He said five frontbench roles under five prime ministers had also left him “exhausted, bust and depressed”.

Freeman, who has been an MP since 2010, would have been receiving an annual salary of about £118,300 before deductions such as national insurance and taxes.

The MP was left with financial overheads after a divorce from his wife, a lawyer from whom he separated in 2014. He is paying maintenance costs for his two children and their educational costs.

He held a number of ministerial posts in successive Conservative governments and benefited from severance payments after departing.

This included receiving £7,920 when he quit Boris Johnson’s government in July 2022, before returning to his role as science minister 16 weeks later under Rishi Sunak, according to Labour analysis.

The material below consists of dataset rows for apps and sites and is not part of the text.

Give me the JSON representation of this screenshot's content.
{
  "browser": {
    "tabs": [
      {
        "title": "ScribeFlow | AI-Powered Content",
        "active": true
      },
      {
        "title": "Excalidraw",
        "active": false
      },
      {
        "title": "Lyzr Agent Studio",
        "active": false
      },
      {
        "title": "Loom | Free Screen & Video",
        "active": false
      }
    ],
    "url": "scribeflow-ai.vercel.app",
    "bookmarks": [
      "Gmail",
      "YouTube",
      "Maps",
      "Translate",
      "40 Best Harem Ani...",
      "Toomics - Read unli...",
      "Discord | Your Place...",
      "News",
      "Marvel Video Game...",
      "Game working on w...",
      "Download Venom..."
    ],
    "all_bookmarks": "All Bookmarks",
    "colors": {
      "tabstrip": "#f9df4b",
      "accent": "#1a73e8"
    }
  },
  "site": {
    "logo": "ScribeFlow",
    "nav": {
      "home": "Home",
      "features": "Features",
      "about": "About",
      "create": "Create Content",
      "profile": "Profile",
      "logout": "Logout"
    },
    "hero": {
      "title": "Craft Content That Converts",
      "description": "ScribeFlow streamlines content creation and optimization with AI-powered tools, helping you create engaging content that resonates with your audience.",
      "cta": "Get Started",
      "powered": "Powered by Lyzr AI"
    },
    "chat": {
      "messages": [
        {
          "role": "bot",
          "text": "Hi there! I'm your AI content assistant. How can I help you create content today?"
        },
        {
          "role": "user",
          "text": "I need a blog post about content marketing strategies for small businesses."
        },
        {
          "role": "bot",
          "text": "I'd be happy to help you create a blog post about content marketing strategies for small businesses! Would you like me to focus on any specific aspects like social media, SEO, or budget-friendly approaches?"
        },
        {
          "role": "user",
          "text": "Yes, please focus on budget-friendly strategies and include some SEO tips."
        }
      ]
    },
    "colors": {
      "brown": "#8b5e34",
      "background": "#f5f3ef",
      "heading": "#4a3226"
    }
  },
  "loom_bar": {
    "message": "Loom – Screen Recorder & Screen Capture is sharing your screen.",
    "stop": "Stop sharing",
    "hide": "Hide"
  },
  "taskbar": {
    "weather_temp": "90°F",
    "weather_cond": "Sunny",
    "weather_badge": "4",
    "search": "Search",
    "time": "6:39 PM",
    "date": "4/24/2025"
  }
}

Ministers under the age of 65 are entitled to a loss-of-office payment amounting to a quarter of their ministerial salary if they leave their role and are not appointed to a new one within three weeks.

After leaving government, which he described as a “cruel mistress”, Freeman wrote in his blog that he now had the “greatest freedom of all – to speak and write and talk openly about what I’ve learnt”.

However, on top of his MP’s salary of £86,584, he is now also free to take on lucrative second jobs, subject to approval by the anti-corruption watchdog the Advisory Committee on Business Appointments (Acoba).

Notwithstanding his own overheads, the MP is likely to be in a very different situation to many homeowners across the UK who are facing a £19bn increase in mortgage costs as millions more fixed-rate deals expire and borrowers are forced to renegotiate their home loans in the wake of the toughest round of interest rate increases in decades.

Up to 1.5m households are expected to reach the end of cheaper deals in 2024 – with an increase in annual housing costs of about £1,800 for the typical family, according to analysis undertaken by the Resolution Foundation thinktank following Liz Truss’s disastrous mini-budget in September 2022.

When Freeman’s comments were put to the prime minister’s spokesperson, who was asked if Sunak was paying his ministers enough, he said: “There are ways for which both MPs’ and ministers’ pay are set and there are no plans to change that.”

“It is right that we ensure ministerial pay reflects the wider fiscal situation,” he added.